[Items listed in a dataset]
──────
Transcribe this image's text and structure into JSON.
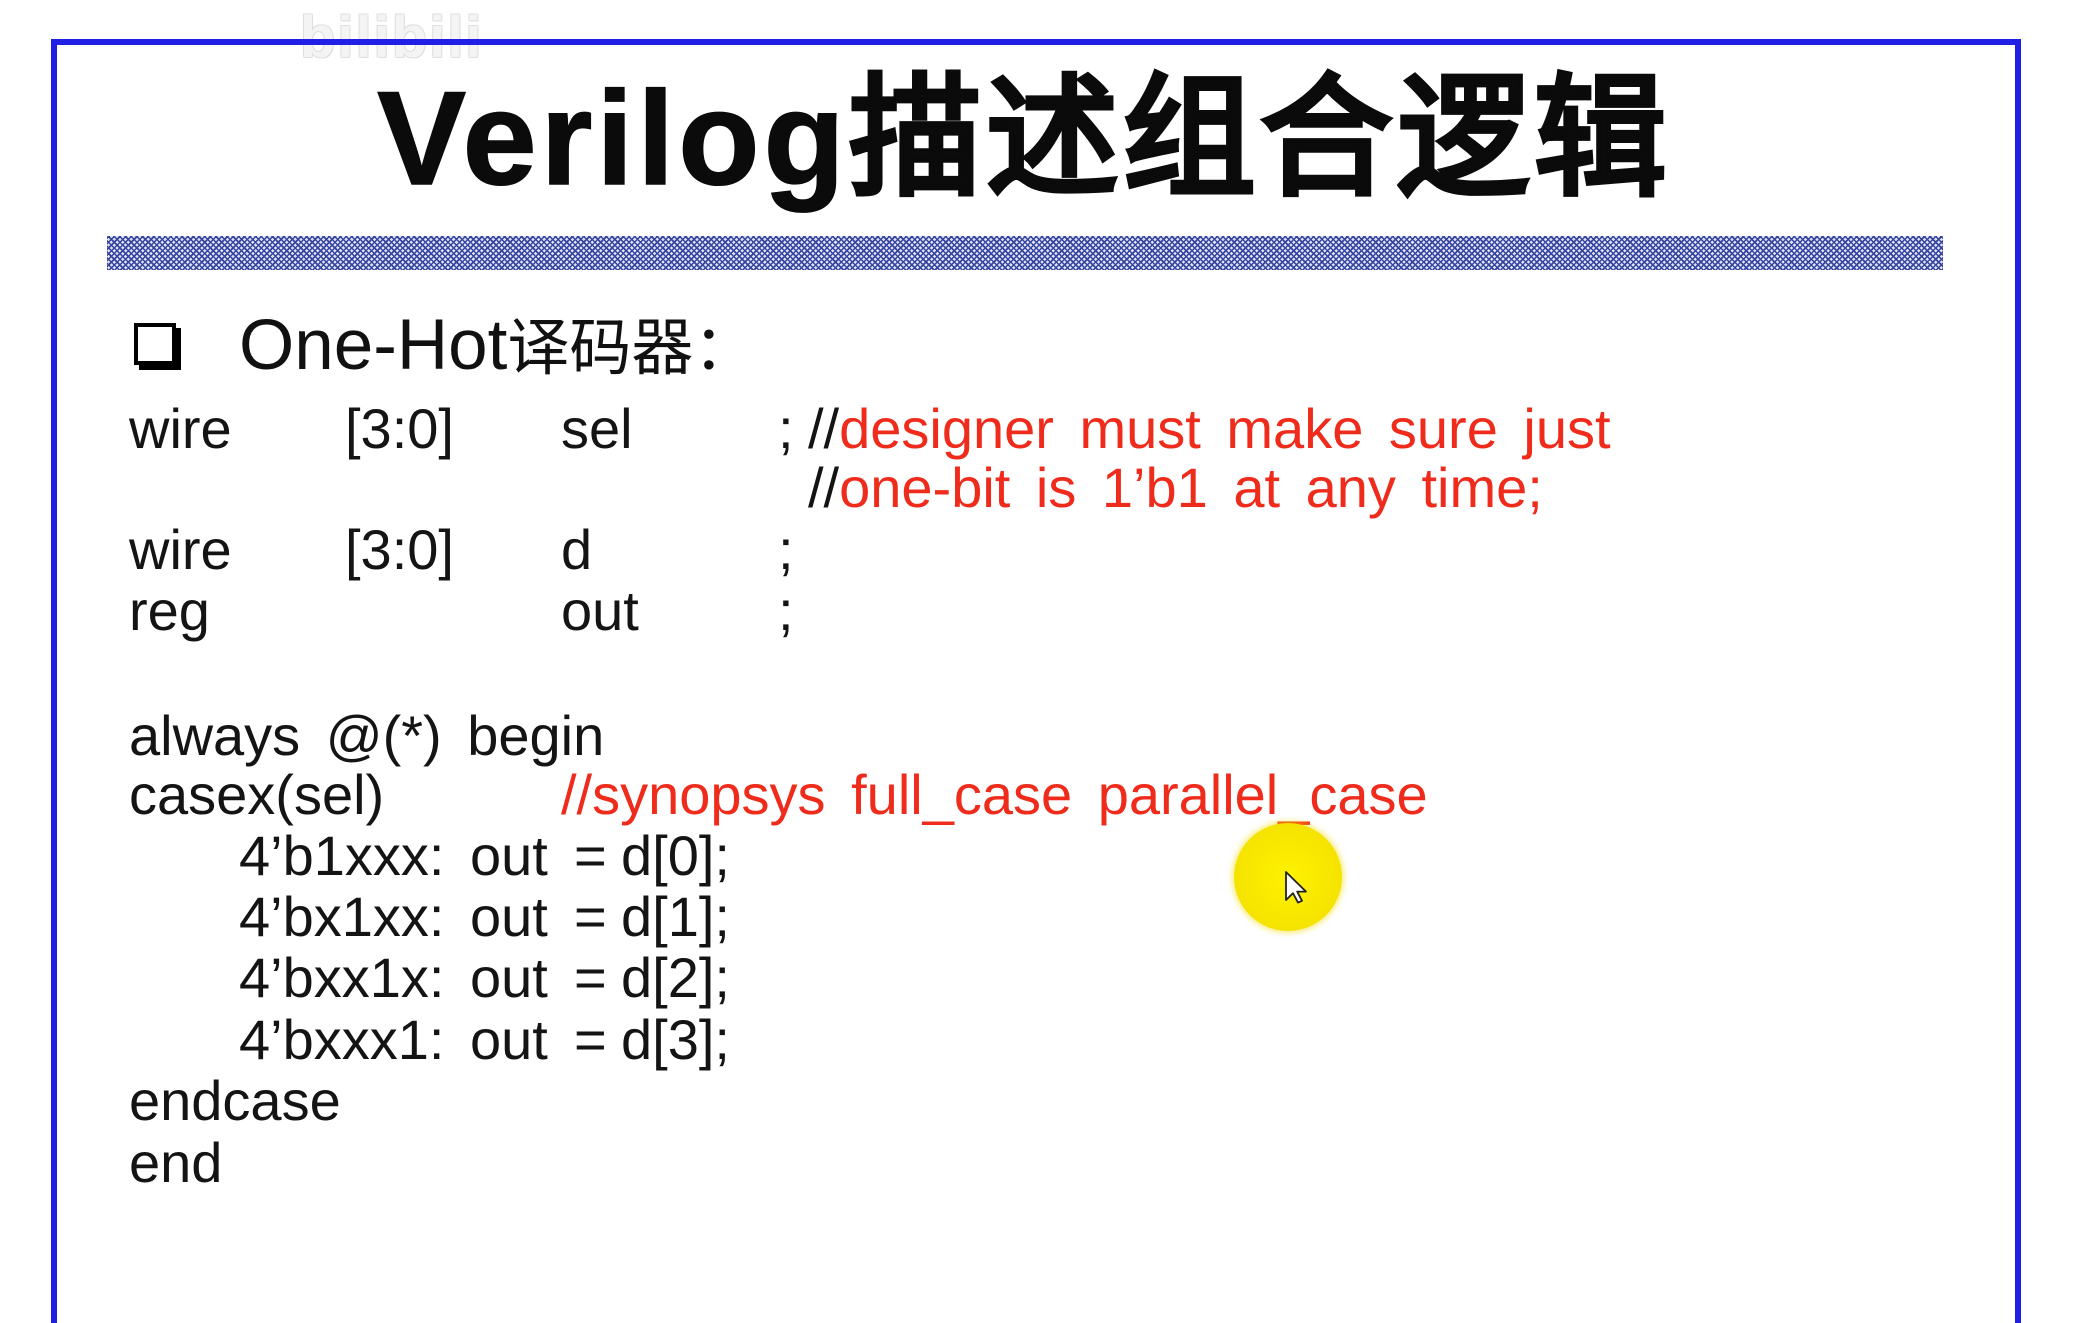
{
  "watermark": {
    "logo": "bilibili"
  },
  "slide": {
    "title": "Verilog描述组合逻辑",
    "heading": {
      "bullet_icon": "hollow-square-bullet-icon",
      "latin": "One-Hot",
      "cjk": "译码器："
    }
  },
  "code": {
    "declarations": [
      {
        "keyword": "wire",
        "range": "[3:0]",
        "name": "sel",
        "terminator": ";",
        "comment_lines": [
          {
            "marker": "//",
            "text": "designer must make sure just"
          },
          {
            "marker": "//",
            "text": "one-bit is 1’b1 at any time;"
          }
        ]
      },
      {
        "keyword": "wire",
        "range": "[3:0]",
        "name": "d",
        "terminator": ";"
      },
      {
        "keyword": "reg",
        "name": "out",
        "terminator": ";"
      }
    ],
    "always_header": "always @(*) begin",
    "case_header": "casex(sel)",
    "case_directive": "//synopsys full_case parallel_case",
    "case_items": [
      {
        "pattern": "4’b1xxx:",
        "lhs": "out",
        "op": "=",
        "rhs": "d[0];"
      },
      {
        "pattern": "4’bx1xx:",
        "lhs": "out",
        "op": "=",
        "rhs": "d[1];"
      },
      {
        "pattern": "4’bxx1x:",
        "lhs": "out",
        "op": "=",
        "rhs": "d[2];"
      },
      {
        "pattern": "4’bxxx1:",
        "lhs": "out",
        "op": "=",
        "rhs": "d[3];"
      }
    ],
    "case_end": "endcase",
    "block_end": "end"
  },
  "pointer": {
    "icon": "arrow-cursor-icon",
    "highlight": "yellow-cursor-highlight"
  },
  "colors": {
    "frame": "#1f1fe6",
    "comment": "#ef2b1c",
    "text": "#141414",
    "highlight": "#f6e500"
  }
}
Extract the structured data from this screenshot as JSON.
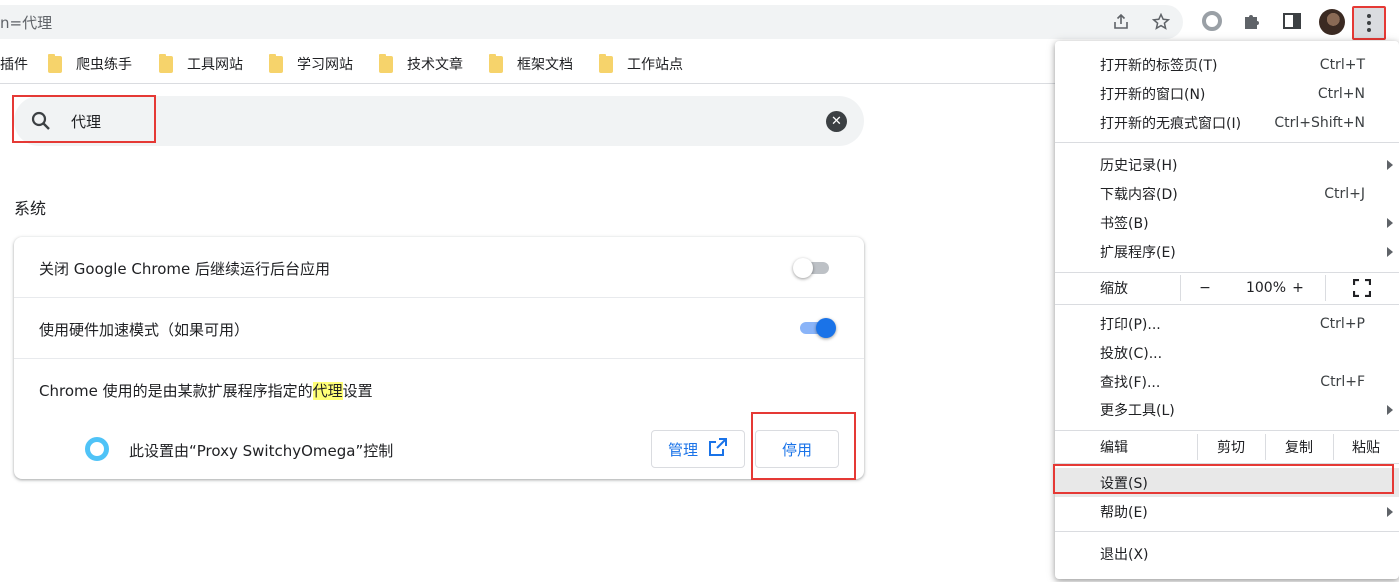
{
  "omnibox": {
    "url_text": "n=代理"
  },
  "bookmarks": [
    {
      "label": "插件",
      "folder": false
    },
    {
      "label": "爬虫练手",
      "folder": true
    },
    {
      "label": "工具网站",
      "folder": true
    },
    {
      "label": "学习网站",
      "folder": true
    },
    {
      "label": "技术文章",
      "folder": true
    },
    {
      "label": "框架文档",
      "folder": true
    },
    {
      "label": "工作站点",
      "folder": true
    }
  ],
  "settings": {
    "search_value": "代理",
    "section_title": "系统",
    "rows": {
      "background_apps": {
        "label": "关闭 Google Chrome 后继续运行后台应用",
        "enabled": false
      },
      "hw_accel": {
        "label": "使用硬件加速模式（如果可用）",
        "enabled": true
      },
      "proxy": {
        "label_prefix": "Chrome 使用的是由某款扩展程序指定的",
        "label_highlight": "代理",
        "label_suffix": "设置",
        "controlled_by": "此设置由“Proxy SwitchyOmega”控制",
        "manage_label": "管理",
        "disable_label": "停用"
      }
    }
  },
  "menu": {
    "new_tab": {
      "label": "打开新的标签页(T)",
      "shortcut": "Ctrl+T"
    },
    "new_window": {
      "label": "打开新的窗口(N)",
      "shortcut": "Ctrl+N"
    },
    "incognito": {
      "label": "打开新的无痕式窗口(I)",
      "shortcut": "Ctrl+Shift+N"
    },
    "history": {
      "label": "历史记录(H)"
    },
    "downloads": {
      "label": "下载内容(D)",
      "shortcut": "Ctrl+J"
    },
    "bookmarks": {
      "label": "书签(B)"
    },
    "extensions": {
      "label": "扩展程序(E)"
    },
    "zoom": {
      "label": "缩放",
      "minus": "−",
      "value": "100%",
      "plus": "+"
    },
    "print": {
      "label": "打印(P)...",
      "shortcut": "Ctrl+P"
    },
    "cast": {
      "label": "投放(C)..."
    },
    "find": {
      "label": "查找(F)...",
      "shortcut": "Ctrl+F"
    },
    "more_tools": {
      "label": "更多工具(L)"
    },
    "edit": {
      "label": "编辑",
      "cut": "剪切",
      "copy": "复制",
      "paste": "粘贴"
    },
    "settings": {
      "label": "设置(S)"
    },
    "help": {
      "label": "帮助(E)"
    },
    "exit": {
      "label": "退出(X)"
    }
  },
  "colors": {
    "accent": "#1a73e8",
    "highlight": "#e53935",
    "match": "#ffff77"
  }
}
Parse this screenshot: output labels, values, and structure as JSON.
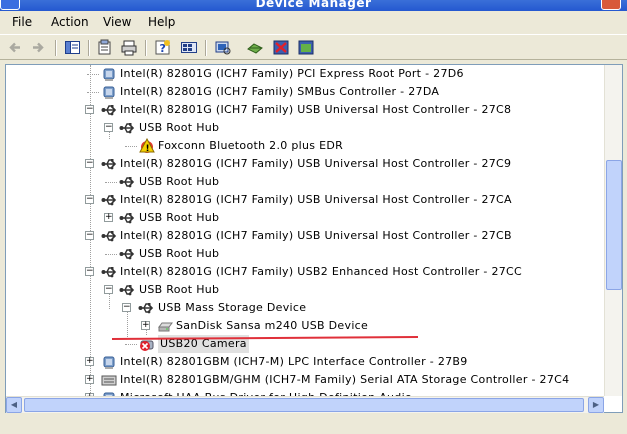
{
  "window": {
    "title": "Device Manager"
  },
  "menu": [
    {
      "label": "File"
    },
    {
      "label": "Action"
    },
    {
      "label": "View"
    },
    {
      "label": "Help"
    }
  ],
  "toolbar": [
    {
      "icon": "back-arrow-icon"
    },
    {
      "icon": "forward-arrow-icon"
    },
    {
      "icon": "show-hide-tree-icon"
    },
    {
      "icon": "properties-icon"
    },
    {
      "icon": "print-icon"
    },
    {
      "icon": "help-icon"
    },
    {
      "icon": "view-devices-icon"
    },
    {
      "icon": "scan-hardware-icon"
    },
    {
      "icon": "update-driver-icon"
    },
    {
      "icon": "uninstall-icon"
    },
    {
      "icon": "enable-device-icon"
    }
  ],
  "tree": [
    {
      "label": "Intel(R) 82801G (ICH7 Family) PCI Express Root Port - 27D6",
      "icon": "pci-device-icon"
    },
    {
      "label": "Intel(R) 82801G (ICH7 Family) SMBus Controller - 27DA",
      "icon": "pci-device-icon"
    },
    {
      "label": "Intel(R) 82801G (ICH7 Family) USB Universal Host Controller - 27C8",
      "icon": "usb-icon",
      "expander": "minus"
    },
    {
      "label": "USB Root Hub",
      "icon": "usb-icon",
      "expander": "minus"
    },
    {
      "label": "Foxconn Bluetooth 2.0 plus EDR",
      "icon": "warning-device-icon"
    },
    {
      "label": "Intel(R) 82801G (ICH7 Family) USB Universal Host Controller - 27C9",
      "icon": "usb-icon",
      "expander": "minus"
    },
    {
      "label": "USB Root Hub",
      "icon": "usb-icon"
    },
    {
      "label": "Intel(R) 82801G (ICH7 Family) USB Universal Host Controller - 27CA",
      "icon": "usb-icon",
      "expander": "minus"
    },
    {
      "label": "USB Root Hub",
      "icon": "usb-icon",
      "expander": "plus"
    },
    {
      "label": "Intel(R) 82801G (ICH7 Family) USB Universal Host Controller - 27CB",
      "icon": "usb-icon",
      "expander": "minus"
    },
    {
      "label": "USB Root Hub",
      "icon": "usb-icon"
    },
    {
      "label": "Intel(R) 82801G (ICH7 Family) USB2 Enhanced Host Controller - 27CC",
      "icon": "usb-icon",
      "expander": "minus"
    },
    {
      "label": "USB Root Hub",
      "icon": "usb-icon",
      "expander": "minus"
    },
    {
      "label": "USB Mass Storage Device",
      "icon": "usb-icon",
      "expander": "minus"
    },
    {
      "label": "SanDisk Sansa m240 USB Device",
      "icon": "disk-drive-icon",
      "expander": "plus"
    },
    {
      "label": "USB20 Camera",
      "icon": "disabled-camera-icon",
      "selected": true
    },
    {
      "label": "Intel(R) 82801GBM (ICH7-M) LPC Interface Controller - 27B9",
      "icon": "pci-device-icon",
      "expander": "plus"
    },
    {
      "label": "Intel(R) 82801GBM/GHM (ICH7-M Family) Serial ATA Storage Controller - 27C4",
      "icon": "ide-controller-icon",
      "expander": "plus"
    },
    {
      "label": "Microsoft UAA Bus Driver for High Definition Audio",
      "icon": "pci-device-icon",
      "expander": "plus"
    }
  ],
  "annotation_color": "#e0303a"
}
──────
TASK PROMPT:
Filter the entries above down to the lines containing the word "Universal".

ANSWER AREA:
      "label": "Intel(R) 82801G (ICH7 Family) USB Universal Host Controller - 27C8",
      "label": "Intel(R) 82801G (ICH7 Family) USB Universal Host Controller - 27C9",
      "label": "Intel(R) 82801G (ICH7 Family) USB Universal Host Controller - 27CA",
      "label": "Intel(R) 82801G (ICH7 Family) USB Universal Host Controller - 27CB",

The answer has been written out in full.